ACTIVITY
The answer should consist of every line in the material below that has the word "shop".

** EXCERPTED RECORDS follows **

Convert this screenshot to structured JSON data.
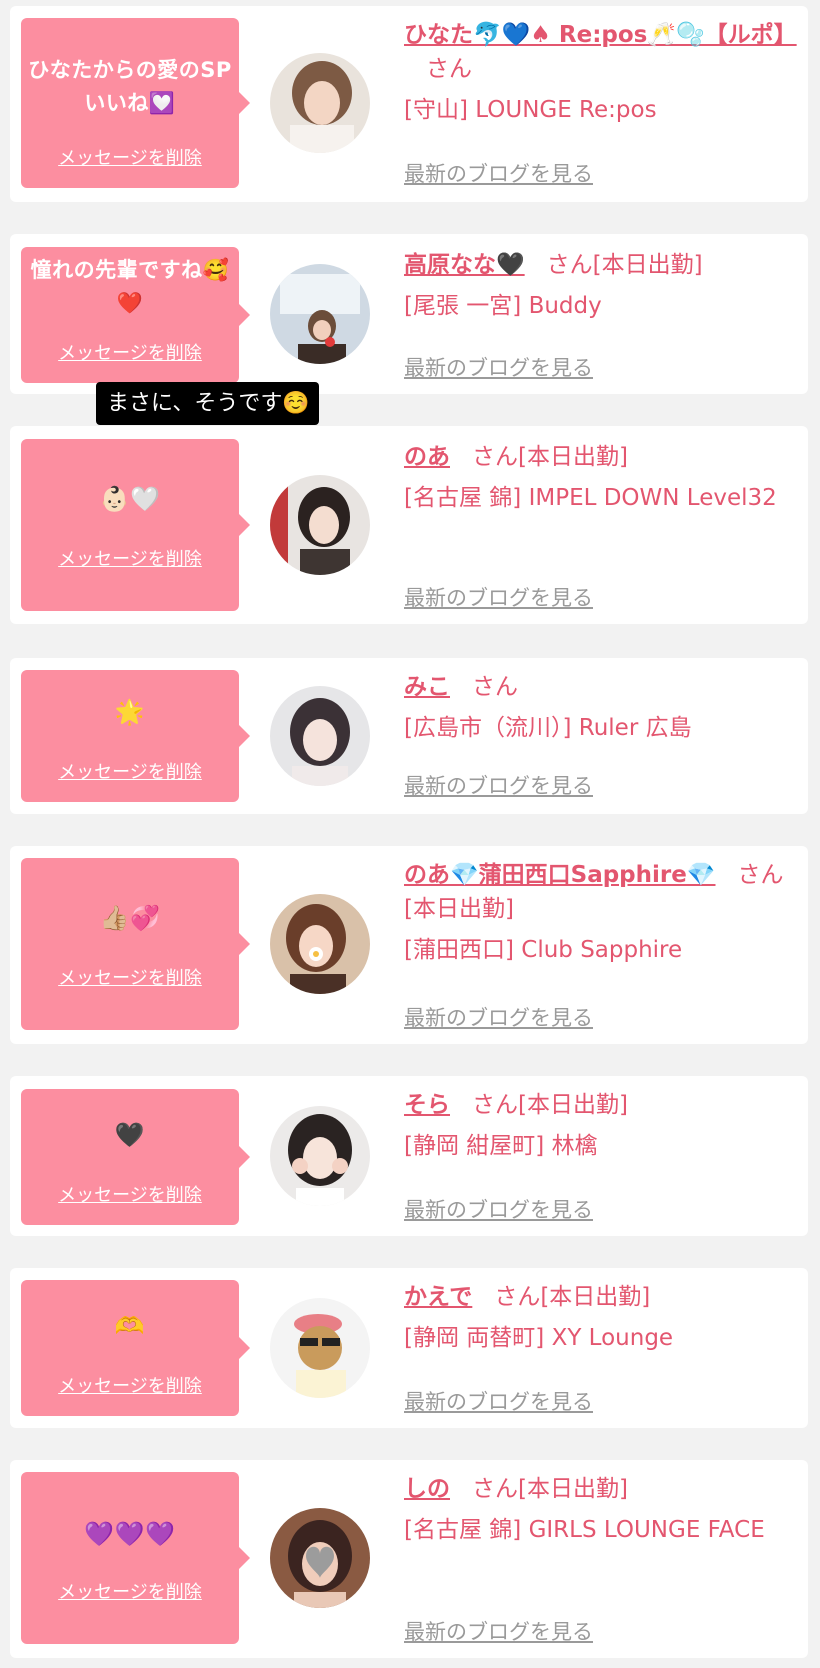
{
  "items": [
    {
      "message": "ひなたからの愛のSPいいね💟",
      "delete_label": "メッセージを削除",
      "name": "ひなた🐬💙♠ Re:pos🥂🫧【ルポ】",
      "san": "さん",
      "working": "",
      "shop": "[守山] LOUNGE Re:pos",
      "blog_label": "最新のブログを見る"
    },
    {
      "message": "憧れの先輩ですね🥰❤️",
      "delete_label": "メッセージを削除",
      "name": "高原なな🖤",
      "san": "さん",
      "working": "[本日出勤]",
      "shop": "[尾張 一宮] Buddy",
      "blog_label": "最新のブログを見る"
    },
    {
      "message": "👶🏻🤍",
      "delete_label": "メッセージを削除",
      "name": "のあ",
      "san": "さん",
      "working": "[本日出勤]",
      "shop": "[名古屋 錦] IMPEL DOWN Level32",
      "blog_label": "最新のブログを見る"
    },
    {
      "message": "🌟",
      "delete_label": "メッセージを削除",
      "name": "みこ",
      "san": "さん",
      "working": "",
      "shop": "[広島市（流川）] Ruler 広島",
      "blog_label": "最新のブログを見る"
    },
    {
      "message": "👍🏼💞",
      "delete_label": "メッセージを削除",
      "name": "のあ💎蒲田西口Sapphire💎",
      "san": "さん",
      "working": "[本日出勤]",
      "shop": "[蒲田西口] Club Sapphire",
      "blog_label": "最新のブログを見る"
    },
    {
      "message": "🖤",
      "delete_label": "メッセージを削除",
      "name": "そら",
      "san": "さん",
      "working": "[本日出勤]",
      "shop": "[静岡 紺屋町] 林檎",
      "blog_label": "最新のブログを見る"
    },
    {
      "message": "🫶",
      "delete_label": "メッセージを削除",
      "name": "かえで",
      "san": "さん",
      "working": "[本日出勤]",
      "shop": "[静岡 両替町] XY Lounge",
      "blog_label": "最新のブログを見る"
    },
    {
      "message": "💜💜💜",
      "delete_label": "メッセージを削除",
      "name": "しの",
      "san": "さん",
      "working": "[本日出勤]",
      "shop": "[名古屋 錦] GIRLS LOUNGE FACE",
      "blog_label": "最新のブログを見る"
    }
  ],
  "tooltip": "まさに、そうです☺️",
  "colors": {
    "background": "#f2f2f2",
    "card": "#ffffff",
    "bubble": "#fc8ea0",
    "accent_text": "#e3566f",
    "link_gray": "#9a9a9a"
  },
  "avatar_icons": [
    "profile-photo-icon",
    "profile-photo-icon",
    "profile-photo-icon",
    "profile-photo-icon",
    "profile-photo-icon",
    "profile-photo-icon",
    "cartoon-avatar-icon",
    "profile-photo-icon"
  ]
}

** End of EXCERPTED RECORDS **

ANSWER TO THIS EXERCISE
      "shop": "[守山] LOUNGE Re:pos",
      "shop": "[尾張 一宮] Buddy",
      "shop": "[名古屋 錦] IMPEL DOWN Level32",
      "shop": "[広島市（流川）] Ruler 広島",
      "shop": "[蒲田西口] Club Sapphire",
      "shop": "[静岡 紺屋町] 林檎",
      "shop": "[静岡 両替町] XY Lounge",
      "shop": "[名古屋 錦] GIRLS LOUNGE FACE",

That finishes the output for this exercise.